Extracted records:
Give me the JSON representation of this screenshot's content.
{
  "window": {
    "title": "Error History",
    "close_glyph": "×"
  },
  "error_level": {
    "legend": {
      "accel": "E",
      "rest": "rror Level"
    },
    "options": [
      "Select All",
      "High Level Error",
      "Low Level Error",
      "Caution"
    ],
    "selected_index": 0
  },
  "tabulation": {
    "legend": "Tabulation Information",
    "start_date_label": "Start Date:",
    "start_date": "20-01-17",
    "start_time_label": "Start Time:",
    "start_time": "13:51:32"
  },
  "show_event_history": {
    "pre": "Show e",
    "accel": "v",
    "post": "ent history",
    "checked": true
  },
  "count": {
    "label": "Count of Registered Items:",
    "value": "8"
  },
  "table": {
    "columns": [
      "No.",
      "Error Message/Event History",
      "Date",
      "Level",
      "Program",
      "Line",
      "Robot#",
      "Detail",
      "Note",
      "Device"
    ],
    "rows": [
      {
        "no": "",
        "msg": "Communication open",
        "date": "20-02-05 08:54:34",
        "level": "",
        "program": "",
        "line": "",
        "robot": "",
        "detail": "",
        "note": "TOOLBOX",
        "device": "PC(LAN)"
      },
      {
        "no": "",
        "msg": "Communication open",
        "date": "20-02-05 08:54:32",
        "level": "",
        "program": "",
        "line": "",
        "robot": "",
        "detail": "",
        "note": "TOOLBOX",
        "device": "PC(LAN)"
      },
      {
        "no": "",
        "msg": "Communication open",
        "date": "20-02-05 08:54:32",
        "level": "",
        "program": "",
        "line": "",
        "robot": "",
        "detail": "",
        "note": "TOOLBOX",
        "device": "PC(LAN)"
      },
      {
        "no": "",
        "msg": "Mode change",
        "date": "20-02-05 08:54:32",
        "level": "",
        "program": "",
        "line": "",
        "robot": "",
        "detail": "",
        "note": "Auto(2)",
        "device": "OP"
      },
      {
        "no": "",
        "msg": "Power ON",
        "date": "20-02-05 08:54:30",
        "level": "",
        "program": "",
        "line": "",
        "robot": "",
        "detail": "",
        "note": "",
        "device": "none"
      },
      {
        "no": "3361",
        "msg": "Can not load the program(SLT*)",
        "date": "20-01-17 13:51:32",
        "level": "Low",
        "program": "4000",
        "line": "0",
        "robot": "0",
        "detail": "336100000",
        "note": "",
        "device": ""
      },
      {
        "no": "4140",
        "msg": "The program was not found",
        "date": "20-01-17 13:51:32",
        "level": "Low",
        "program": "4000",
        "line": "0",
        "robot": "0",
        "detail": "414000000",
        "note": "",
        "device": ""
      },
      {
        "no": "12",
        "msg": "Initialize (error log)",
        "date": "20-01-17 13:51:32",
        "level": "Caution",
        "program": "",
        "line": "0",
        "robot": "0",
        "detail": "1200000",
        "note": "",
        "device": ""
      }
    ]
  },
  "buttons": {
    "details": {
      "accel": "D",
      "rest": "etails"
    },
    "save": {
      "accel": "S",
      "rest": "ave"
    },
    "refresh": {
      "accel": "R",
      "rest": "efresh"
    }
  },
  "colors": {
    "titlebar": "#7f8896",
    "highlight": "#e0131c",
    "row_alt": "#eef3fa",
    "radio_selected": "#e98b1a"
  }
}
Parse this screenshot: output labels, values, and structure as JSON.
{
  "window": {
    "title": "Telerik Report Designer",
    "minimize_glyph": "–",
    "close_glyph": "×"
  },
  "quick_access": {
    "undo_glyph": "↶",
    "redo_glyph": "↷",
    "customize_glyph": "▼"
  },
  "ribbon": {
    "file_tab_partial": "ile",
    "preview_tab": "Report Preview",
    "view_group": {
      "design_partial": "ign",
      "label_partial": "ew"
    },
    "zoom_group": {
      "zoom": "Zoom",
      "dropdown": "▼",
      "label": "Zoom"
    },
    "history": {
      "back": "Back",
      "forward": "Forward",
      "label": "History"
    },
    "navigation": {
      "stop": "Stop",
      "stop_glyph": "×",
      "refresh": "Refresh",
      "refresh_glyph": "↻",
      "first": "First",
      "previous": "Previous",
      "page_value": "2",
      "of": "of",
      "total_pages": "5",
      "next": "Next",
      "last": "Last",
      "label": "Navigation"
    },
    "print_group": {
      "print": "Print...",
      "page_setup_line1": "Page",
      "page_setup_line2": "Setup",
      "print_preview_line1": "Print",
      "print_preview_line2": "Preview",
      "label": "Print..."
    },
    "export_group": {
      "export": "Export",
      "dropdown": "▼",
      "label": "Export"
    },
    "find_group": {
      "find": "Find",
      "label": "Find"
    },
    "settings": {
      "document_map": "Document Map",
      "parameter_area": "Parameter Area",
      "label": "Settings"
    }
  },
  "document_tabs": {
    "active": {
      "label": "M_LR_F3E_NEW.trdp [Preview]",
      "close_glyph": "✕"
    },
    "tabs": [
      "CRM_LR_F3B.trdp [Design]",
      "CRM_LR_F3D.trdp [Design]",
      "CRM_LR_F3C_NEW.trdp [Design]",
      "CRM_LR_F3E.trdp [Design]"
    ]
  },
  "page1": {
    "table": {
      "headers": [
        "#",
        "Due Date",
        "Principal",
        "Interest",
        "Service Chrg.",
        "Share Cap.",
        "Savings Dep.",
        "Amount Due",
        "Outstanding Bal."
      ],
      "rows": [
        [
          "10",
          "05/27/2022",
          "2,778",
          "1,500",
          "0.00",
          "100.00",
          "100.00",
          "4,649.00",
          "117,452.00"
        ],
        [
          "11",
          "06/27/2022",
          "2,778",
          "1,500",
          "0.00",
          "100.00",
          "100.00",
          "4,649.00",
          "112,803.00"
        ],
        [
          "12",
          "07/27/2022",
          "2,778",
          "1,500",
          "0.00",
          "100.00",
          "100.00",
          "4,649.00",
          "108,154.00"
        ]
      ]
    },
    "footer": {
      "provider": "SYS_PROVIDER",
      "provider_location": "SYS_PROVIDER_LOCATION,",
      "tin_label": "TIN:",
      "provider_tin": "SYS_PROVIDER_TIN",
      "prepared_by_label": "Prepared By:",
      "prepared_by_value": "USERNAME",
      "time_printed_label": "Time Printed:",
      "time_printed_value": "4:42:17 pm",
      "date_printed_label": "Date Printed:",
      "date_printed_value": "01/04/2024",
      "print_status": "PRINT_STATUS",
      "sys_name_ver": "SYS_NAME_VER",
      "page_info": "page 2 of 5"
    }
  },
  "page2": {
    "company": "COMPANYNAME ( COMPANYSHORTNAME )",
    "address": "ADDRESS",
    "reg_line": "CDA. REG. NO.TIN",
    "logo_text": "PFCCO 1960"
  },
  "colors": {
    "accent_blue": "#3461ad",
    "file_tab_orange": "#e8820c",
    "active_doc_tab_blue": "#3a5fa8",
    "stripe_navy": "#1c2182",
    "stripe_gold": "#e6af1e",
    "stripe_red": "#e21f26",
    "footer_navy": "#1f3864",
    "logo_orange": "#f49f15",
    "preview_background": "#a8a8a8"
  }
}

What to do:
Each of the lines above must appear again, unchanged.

Exercise response:
Give me the JSON representation of this screenshot's content.
{
  "window": {
    "title": "Error History",
    "close_glyph": "×"
  },
  "error_level": {
    "legend": {
      "accel": "E",
      "rest": "rror Level"
    },
    "options": [
      "Select All",
      "High Level Error",
      "Low Level Error",
      "Caution"
    ],
    "selected_index": 0
  },
  "tabulation": {
    "legend": "Tabulation Information",
    "start_date_label": "Start Date:",
    "start_date": "20-01-17",
    "start_time_label": "Start Time:",
    "start_time": "13:51:32"
  },
  "show_event_history": {
    "pre": "Show e",
    "accel": "v",
    "post": "ent history",
    "checked": true
  },
  "count": {
    "label": "Count of Registered Items:",
    "value": "8"
  },
  "table": {
    "columns": [
      "No.",
      "Error Message/Event History",
      "Date",
      "Level",
      "Program",
      "Line",
      "Robot#",
      "Detail",
      "Note",
      "Device"
    ],
    "rows": [
      {
        "no": "",
        "msg": "Communication open",
        "date": "20-02-05 08:54:34",
        "level": "",
        "program": "",
        "line": "",
        "robot": "",
        "detail": "",
        "note": "TOOLBOX",
        "device": "PC(LAN)"
      },
      {
        "no": "",
        "msg": "Communication open",
        "date": "20-02-05 08:54:32",
        "level": "",
        "program": "",
        "line": "",
        "robot": "",
        "detail": "",
        "note": "TOOLBOX",
        "device": "PC(LAN)"
      },
      {
        "no": "",
        "msg": "Communication open",
        "date": "20-02-05 08:54:32",
        "level": "",
        "program": "",
        "line": "",
        "robot": "",
        "detail": "",
        "note": "TOOLBOX",
        "device": "PC(LAN)"
      },
      {
        "no": "",
        "msg": "Mode change",
        "date": "20-02-05 08:54:32",
        "level": "",
        "program": "",
        "line": "",
        "robot": "",
        "detail": "",
        "note": "Auto(2)",
        "device": "OP"
      },
      {
        "no": "",
        "msg": "Power ON",
        "date": "20-02-05 08:54:30",
        "level": "",
        "program": "",
        "line": "",
        "robot": "",
        "detail": "",
        "note": "",
        "device": "none"
      },
      {
        "no": "3361",
        "msg": "Can not load the program(SLT*)",
        "date": "20-01-17 13:51:32",
        "level": "Low",
        "program": "4000",
        "line": "0",
        "robot": "0",
        "detail": "336100000",
        "note": "",
        "device": ""
      },
      {
        "no": "4140",
        "msg": "The program was not found",
        "date": "20-01-17 13:51:32",
        "level": "Low",
        "program": "4000",
        "line": "0",
        "robot": "0",
        "detail": "414000000",
        "note": "",
        "device": ""
      },
      {
        "no": "12",
        "msg": "Initialize (error log)",
        "date": "20-01-17 13:51:32",
        "level": "Caution",
        "program": "",
        "line": "0",
        "robot": "0",
        "detail": "1200000",
        "note": "",
        "device": ""
      }
    ]
  },
  "buttons": {
    "details": {
      "accel": "D",
      "rest": "etails"
    },
    "save": {
      "accel": "S",
      "rest": "ave"
    },
    "refresh": {
      "accel": "R",
      "rest": "efresh"
    }
  },
  "colors": {
    "titlebar": "#7f8896",
    "highlight": "#e0131c",
    "row_alt": "#eef3fa",
    "radio_selected": "#e98b1a"
  }
}
Parse this screenshot: output labels, values, and structure as JSON.
{
  "window": {
    "title": "Telerik Report Designer",
    "minimize_glyph": "–",
    "close_glyph": "×"
  },
  "quick_access": {
    "undo_glyph": "↶",
    "redo_glyph": "↷",
    "customize_glyph": "▼"
  },
  "ribbon": {
    "file_tab_partial": "ile",
    "preview_tab": "Report Preview",
    "view_group": {
      "design_partial": "ign",
      "label_partial": "ew"
    },
    "zoom_group": {
      "zoom": "Zoom",
      "dropdown": "▼",
      "label": "Zoom"
    },
    "history": {
      "back": "Back",
      "forward": "Forward",
      "label": "History"
    },
    "navigation": {
      "stop": "Stop",
      "stop_glyph": "×",
      "refresh": "Refresh",
      "refresh_glyph": "↻",
      "first": "First",
      "previous": "Previous",
      "page_value": "2",
      "of": "of",
      "total_pages": "5",
      "next": "Next",
      "last": "Last",
      "label": "Navigation"
    },
    "print_group": {
      "print": "Print...",
      "page_setup_line1": "Page",
      "page_setup_line2": "Setup",
      "print_preview_line1": "Print",
      "print_preview_line2": "Preview",
      "label": "Print..."
    },
    "export_group": {
      "export": "Export",
      "dropdown": "▼",
      "label": "Export"
    },
    "find_group": {
      "find": "Find",
      "label": "Find"
    },
    "settings": {
      "document_map": "Document Map",
      "parameter_area": "Parameter Area",
      "label": "Settings"
    }
  },
  "document_tabs": {
    "active": {
      "label": "M_LR_F3E_NEW.trdp [Preview]",
      "close_glyph": "✕"
    },
    "tabs": [
      "CRM_LR_F3B.trdp [Design]",
      "CRM_LR_F3D.trdp [Design]",
      "CRM_LR_F3C_NEW.trdp [Design]",
      "CRM_LR_F3E.trdp [Design]"
    ]
  },
  "page1": {
    "table": {
      "headers": [
        "#",
        "Due Date",
        "Principal",
        "Interest",
        "Service Chrg.",
        "Share Cap.",
        "Savings Dep.",
        "Amount Due",
        "Outstanding Bal."
      ],
      "rows": [
        [
          "10",
          "05/27/2022",
          "2,778",
          "1,500",
          "0.00",
          "100.00",
          "100.00",
          "4,649.00",
          "117,452.00"
        ],
        [
          "11",
          "06/27/2022",
          "2,778",
          "1,500",
          "0.00",
          "100.00",
          "100.00",
          "4,649.00",
          "112,803.00"
        ],
        [
          "12",
          "07/27/2022",
          "2,778",
          "1,500",
          "0.00",
          "100.00",
          "100.00",
          "4,649.00",
          "108,154.00"
        ]
      ]
    },
    "footer": {
      "provider": "SYS_PROVIDER",
      "provider_location": "SYS_PROVIDER_LOCATION,",
      "tin_label": "TIN:",
      "provider_tin": "SYS_PROVIDER_TIN",
      "prepared_by_label": "Prepared By:",
      "prepared_by_value": "USERNAME",
      "time_printed_label": "Time Printed:",
      "time_printed_value": "4:42:17 pm",
      "date_printed_label": "Date Printed:",
      "date_printed_value": "01/04/2024",
      "print_status": "PRINT_STATUS",
      "sys_name_ver": "SYS_NAME_VER",
      "page_info": "page 2 of 5"
    }
  },
  "page2": {
    "company": "COMPANYNAME ( COMPANYSHORTNAME )",
    "address": "ADDRESS",
    "reg_line": "CDA. REG. NO.TIN",
    "logo_text": "PFCCO 1960"
  },
  "colors": {
    "accent_blue": "#3461ad",
    "file_tab_orange": "#e8820c",
    "active_doc_tab_blue": "#3a5fa8",
    "stripe_navy": "#1c2182",
    "stripe_gold": "#e6af1e",
    "stripe_red": "#e21f26",
    "footer_navy": "#1f3864",
    "logo_orange": "#f49f15",
    "preview_background": "#a8a8a8"
  }
}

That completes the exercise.